> PROBLEM STATEMENT
Each line that includes the word "Information" should be copied from the records.

> ENTRIES SHOWN
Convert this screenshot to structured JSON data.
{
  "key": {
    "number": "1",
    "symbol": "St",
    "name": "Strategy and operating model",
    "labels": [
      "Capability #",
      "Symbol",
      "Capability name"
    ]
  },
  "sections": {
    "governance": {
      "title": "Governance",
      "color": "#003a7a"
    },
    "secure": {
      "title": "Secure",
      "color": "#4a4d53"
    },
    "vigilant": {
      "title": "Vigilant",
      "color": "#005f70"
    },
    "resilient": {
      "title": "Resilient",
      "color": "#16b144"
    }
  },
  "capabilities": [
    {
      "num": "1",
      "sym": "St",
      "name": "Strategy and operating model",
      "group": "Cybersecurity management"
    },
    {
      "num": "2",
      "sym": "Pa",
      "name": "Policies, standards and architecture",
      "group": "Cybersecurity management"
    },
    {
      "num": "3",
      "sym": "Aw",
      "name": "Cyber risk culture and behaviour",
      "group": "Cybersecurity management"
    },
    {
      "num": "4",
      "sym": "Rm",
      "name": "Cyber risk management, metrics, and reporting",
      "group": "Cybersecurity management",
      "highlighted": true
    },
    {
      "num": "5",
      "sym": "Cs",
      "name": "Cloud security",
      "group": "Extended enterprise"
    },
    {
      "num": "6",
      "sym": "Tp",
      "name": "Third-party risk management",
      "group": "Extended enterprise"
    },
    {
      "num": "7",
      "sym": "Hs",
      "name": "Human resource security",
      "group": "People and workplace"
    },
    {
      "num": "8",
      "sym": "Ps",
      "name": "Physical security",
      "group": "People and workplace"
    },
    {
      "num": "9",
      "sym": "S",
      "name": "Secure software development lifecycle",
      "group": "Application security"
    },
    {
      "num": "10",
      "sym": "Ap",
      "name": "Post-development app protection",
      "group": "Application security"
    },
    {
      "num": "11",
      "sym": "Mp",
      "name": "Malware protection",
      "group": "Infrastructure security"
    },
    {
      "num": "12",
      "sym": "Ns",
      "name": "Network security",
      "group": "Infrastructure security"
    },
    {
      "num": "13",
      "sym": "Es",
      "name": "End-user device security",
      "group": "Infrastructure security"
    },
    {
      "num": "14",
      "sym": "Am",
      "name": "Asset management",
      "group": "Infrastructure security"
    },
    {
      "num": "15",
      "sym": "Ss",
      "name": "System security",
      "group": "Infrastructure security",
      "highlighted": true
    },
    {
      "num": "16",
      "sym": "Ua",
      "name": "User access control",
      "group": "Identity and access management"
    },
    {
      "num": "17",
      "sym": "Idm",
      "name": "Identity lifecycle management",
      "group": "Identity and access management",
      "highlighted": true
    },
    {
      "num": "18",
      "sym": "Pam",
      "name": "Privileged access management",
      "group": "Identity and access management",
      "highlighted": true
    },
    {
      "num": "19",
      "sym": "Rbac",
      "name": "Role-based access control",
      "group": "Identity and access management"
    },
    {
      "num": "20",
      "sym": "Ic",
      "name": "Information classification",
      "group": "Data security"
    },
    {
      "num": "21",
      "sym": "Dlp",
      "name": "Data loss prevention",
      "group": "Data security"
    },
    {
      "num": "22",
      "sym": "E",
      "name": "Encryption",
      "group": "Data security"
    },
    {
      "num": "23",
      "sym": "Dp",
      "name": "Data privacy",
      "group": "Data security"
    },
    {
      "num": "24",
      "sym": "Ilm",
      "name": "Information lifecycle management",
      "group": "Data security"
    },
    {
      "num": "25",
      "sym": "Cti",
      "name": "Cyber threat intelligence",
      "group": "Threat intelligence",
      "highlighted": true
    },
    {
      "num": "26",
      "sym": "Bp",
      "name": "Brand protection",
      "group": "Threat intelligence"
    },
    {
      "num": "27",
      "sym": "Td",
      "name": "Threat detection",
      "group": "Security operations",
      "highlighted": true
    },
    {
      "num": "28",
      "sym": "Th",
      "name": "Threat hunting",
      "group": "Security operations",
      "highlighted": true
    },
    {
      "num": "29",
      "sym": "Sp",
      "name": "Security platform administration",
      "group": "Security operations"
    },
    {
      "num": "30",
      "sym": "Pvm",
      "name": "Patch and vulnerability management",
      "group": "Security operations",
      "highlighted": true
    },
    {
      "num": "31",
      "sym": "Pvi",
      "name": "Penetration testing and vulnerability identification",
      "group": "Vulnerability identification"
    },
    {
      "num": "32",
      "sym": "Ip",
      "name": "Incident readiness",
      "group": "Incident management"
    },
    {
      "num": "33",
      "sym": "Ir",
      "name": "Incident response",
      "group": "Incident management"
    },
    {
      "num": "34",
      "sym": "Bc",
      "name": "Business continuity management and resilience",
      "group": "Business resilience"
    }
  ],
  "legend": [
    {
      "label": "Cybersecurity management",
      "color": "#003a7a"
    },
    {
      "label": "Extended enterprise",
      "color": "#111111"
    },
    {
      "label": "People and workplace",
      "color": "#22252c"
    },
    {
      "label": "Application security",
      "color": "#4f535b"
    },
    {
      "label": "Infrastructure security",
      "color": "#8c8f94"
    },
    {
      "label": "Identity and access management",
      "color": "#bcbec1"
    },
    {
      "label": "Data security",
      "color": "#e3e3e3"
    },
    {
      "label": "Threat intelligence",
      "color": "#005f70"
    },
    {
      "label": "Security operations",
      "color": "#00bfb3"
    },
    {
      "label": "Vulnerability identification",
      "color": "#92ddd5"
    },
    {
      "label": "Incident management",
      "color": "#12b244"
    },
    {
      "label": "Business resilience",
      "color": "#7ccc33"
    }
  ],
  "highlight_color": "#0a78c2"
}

> THE ANSWER
      "name": "Information classification",
      "name": "Information lifecycle management",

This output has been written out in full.